WORK TO COMPLETE
Scan the lines below for "Small" and copy the matches.

[Dataset records]
────────────────────────────────────────

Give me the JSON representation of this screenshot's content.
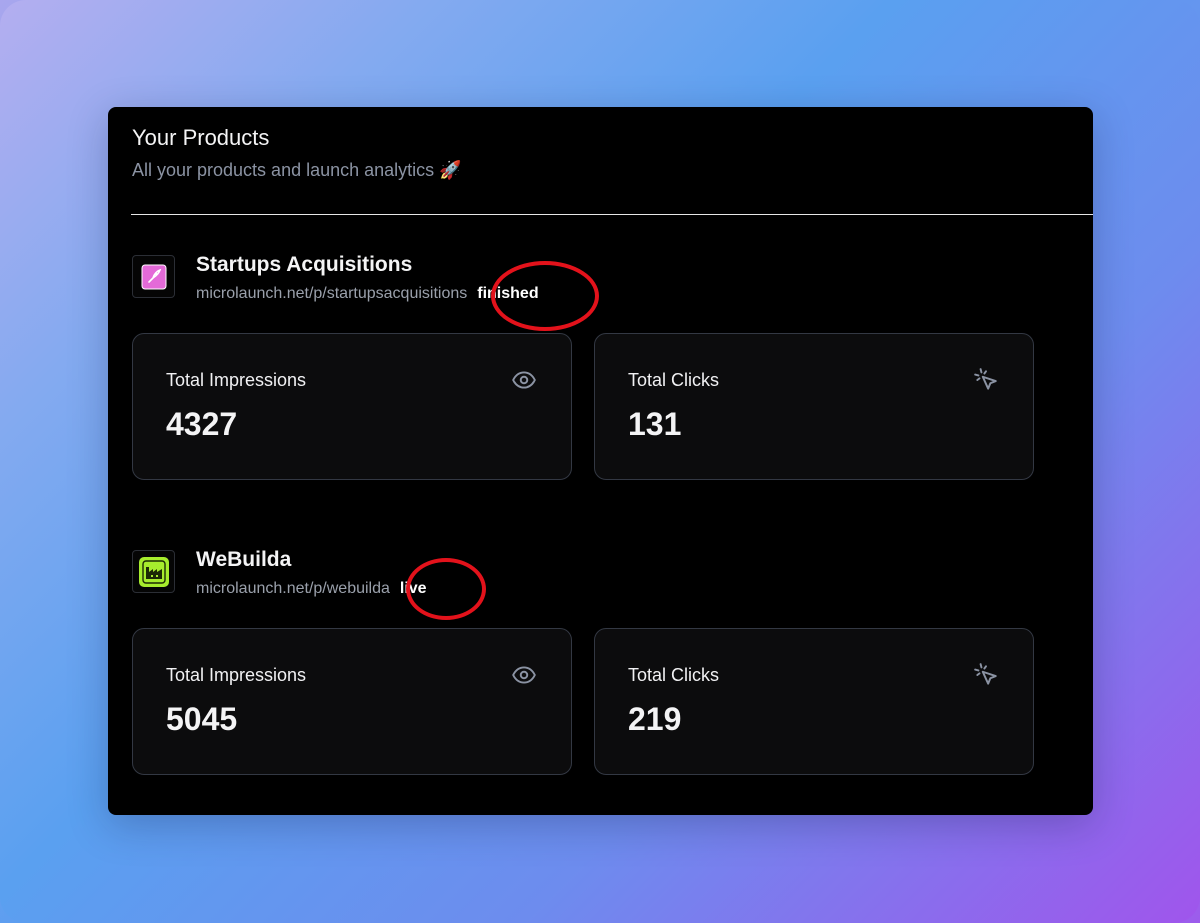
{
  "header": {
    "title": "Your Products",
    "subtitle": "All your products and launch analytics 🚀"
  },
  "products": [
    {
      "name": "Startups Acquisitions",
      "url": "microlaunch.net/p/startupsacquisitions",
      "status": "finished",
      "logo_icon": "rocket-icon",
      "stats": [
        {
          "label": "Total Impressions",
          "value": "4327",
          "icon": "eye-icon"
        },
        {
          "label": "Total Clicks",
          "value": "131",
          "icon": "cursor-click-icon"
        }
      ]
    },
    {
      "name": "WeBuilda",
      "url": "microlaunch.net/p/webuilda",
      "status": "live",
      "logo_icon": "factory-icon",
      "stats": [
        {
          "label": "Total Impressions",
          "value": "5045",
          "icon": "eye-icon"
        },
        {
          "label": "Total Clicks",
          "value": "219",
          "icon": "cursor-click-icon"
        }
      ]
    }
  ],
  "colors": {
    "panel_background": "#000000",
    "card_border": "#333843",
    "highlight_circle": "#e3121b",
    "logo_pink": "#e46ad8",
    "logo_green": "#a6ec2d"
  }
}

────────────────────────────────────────

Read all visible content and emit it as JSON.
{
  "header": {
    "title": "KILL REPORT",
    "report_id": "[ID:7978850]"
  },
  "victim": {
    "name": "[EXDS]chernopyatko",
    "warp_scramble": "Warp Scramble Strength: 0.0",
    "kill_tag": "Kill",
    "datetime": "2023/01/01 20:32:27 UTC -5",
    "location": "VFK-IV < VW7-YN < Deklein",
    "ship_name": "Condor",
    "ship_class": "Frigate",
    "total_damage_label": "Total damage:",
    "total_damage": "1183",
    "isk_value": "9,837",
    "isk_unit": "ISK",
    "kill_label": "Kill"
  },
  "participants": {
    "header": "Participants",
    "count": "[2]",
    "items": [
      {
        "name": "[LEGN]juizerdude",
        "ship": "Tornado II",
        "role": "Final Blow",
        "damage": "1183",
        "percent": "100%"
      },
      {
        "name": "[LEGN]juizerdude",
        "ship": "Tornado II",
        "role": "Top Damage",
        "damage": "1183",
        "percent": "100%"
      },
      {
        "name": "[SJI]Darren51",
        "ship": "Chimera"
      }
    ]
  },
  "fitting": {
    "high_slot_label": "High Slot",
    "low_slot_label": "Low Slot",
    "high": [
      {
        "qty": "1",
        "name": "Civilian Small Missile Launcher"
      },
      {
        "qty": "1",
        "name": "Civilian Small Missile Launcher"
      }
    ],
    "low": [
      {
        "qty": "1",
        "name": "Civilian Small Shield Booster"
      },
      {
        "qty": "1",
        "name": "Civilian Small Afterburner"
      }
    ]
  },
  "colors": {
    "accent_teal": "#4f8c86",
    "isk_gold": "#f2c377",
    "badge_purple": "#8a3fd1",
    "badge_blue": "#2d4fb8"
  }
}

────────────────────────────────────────

YOUR RESPONSE
        "name": "Civilian Small Missile Launcher"
        "name": "Civilian Small Missile Launcher"
        "name": "Civilian Small Shield Booster"
        "name": "Civilian Small Afterburner"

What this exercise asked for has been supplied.